The lottery is a game in which you buy tickets and try to match numbers. There are many different types of lottery games, and they all have different odds. Some of the factors that can affect the odds of winning include the number field and the pick size. The smaller the number field, the better your odds of winning.
Lotteries were introduced to the world in ancient times as means of raising money for public projects, and they continued to be used in the United States throughout the American Revolution. George Washington, Benjamin Franklin, and John Hancock were among the early advocates of lotteries in the American colonies.

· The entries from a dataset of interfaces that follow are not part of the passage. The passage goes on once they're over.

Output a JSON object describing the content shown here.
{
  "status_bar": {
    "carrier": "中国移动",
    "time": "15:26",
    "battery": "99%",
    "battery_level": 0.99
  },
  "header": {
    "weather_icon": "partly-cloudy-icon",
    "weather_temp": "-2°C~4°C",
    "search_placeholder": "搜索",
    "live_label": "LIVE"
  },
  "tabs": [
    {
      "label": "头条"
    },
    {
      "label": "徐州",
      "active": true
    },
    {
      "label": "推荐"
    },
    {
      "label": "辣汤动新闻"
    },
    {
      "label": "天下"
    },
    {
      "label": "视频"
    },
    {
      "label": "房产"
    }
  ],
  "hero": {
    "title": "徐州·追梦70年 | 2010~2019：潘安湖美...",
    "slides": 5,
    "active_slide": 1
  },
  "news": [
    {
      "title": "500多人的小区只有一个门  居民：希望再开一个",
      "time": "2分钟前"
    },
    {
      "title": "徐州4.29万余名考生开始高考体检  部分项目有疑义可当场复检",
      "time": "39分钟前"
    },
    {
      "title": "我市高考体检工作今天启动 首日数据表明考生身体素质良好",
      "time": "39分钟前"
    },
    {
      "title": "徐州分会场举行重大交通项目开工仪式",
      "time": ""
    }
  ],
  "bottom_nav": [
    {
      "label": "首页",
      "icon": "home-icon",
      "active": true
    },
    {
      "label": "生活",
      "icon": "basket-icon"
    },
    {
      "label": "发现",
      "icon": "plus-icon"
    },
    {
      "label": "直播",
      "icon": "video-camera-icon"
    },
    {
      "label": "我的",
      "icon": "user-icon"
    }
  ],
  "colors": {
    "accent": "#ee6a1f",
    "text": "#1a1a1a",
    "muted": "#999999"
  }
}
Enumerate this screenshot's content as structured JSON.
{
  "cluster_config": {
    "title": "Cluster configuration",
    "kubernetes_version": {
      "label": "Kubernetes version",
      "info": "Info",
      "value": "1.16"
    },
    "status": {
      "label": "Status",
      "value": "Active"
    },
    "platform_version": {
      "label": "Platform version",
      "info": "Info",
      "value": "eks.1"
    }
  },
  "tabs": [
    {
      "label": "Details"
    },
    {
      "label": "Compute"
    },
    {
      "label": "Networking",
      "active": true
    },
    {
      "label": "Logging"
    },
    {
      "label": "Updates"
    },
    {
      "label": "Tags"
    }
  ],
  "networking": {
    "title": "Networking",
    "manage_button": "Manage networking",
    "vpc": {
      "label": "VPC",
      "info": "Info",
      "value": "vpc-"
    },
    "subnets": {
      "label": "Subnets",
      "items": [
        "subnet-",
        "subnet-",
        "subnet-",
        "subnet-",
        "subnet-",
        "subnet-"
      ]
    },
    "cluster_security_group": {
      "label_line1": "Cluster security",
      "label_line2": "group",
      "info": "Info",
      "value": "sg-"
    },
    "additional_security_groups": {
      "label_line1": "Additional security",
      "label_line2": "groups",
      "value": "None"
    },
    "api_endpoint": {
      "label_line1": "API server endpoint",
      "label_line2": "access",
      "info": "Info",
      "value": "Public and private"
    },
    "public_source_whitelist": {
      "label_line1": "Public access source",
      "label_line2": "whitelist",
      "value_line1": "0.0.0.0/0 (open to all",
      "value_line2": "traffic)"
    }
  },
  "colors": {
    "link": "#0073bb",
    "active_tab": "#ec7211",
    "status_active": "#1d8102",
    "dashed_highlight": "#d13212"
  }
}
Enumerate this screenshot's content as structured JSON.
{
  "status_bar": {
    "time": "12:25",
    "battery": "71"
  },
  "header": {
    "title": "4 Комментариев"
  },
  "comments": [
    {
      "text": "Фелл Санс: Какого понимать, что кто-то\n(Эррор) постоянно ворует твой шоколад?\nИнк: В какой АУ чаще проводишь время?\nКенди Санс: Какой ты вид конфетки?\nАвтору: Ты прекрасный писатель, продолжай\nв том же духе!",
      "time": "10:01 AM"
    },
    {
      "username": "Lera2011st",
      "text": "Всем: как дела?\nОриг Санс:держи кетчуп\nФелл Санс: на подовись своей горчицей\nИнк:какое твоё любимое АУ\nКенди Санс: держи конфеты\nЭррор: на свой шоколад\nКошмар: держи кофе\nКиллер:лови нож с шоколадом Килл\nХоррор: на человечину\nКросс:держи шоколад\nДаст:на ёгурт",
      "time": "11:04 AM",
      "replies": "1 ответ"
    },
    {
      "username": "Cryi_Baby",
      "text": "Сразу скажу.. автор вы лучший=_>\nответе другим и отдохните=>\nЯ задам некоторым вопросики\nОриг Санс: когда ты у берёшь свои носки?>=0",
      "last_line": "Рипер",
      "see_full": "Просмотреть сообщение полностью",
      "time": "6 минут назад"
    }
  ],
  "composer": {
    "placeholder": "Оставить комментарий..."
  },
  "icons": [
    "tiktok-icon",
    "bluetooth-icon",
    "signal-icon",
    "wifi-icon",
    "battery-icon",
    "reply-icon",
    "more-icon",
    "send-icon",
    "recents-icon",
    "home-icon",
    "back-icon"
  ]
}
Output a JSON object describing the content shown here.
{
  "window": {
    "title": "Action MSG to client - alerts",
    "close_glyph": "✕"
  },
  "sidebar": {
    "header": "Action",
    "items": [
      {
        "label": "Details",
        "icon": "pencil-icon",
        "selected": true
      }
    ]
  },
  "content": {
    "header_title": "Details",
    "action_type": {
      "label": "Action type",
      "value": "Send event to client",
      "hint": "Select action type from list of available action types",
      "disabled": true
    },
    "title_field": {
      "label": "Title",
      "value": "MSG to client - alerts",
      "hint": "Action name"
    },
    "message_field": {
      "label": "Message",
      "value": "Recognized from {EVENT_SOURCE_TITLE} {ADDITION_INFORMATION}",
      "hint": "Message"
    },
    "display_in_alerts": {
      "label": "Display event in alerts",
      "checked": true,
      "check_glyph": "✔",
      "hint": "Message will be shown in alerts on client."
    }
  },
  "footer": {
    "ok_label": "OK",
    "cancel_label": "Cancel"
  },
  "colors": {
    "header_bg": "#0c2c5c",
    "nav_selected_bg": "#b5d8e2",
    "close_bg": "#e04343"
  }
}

In the 1970s, lotteries started to evolve into new and more sophisticated games, and they have continued to do so. One of the biggest changes has been the introduction of instant games, or scratch-off tickets. These allow the public to play at any time and are often much easier to win, with prizes on the order of 10s or even 100s of dollars.
There are also many brand-name promotions that feature popular products as prizes. These merchandising deals can increase the value of the prize by bringing attention to the product, and they can help the lotteries raise money by sharing advertising costs with the brands.
Most state lotteries operate under a monopoly, meaning that they are the only ones permitted to sell tickets in their jurisdiction. This creates several issues. First, it is difficult to regulate the industry and ensure that it does not harm the general public welfare. In addition, the revenue from the lottery is a major source of funding for state governments.
Another issue is the high cost of establishing and operating a lottery. The cost is usually borne by the state government, and it is a major cause of budget deficits. Because of this, the state is more likely to have a tax burden and less money available for social programs.
The state lottery is also a source of political controversy. Some critics argue that the lottery has a regressive impact on lower-income people, while others argue that it is an unneeded, wasteful, and harmful form of gambling.
These concerns have led to a growing number of lawsuits against the states that operate lotteries. These claims typically focus on the way that state officials establish and manage the lottery.
They are also accused of promoting compulsive gambling and reducing the ability of lower-income people to save for retirement or other expenses. Despite these criticisms, the popularity of lottery games continues to grow, and many Americans continue to purchase tickets.
A key reason for the growth of the lottery industry is that it provides an easy way to make a lot of money in a short amount of time. By requiring a small investment, the lottery can provide a huge windfall of cash for those who play regularly.
There are also a number of disadvantages to playing the lottery, including the fact that it is expensive and can be addictive. In addition, a person who wins the lottery can end up with very little of their winnings after paying federal, state, and local taxes. This can leave them financially unstable if they are not careful.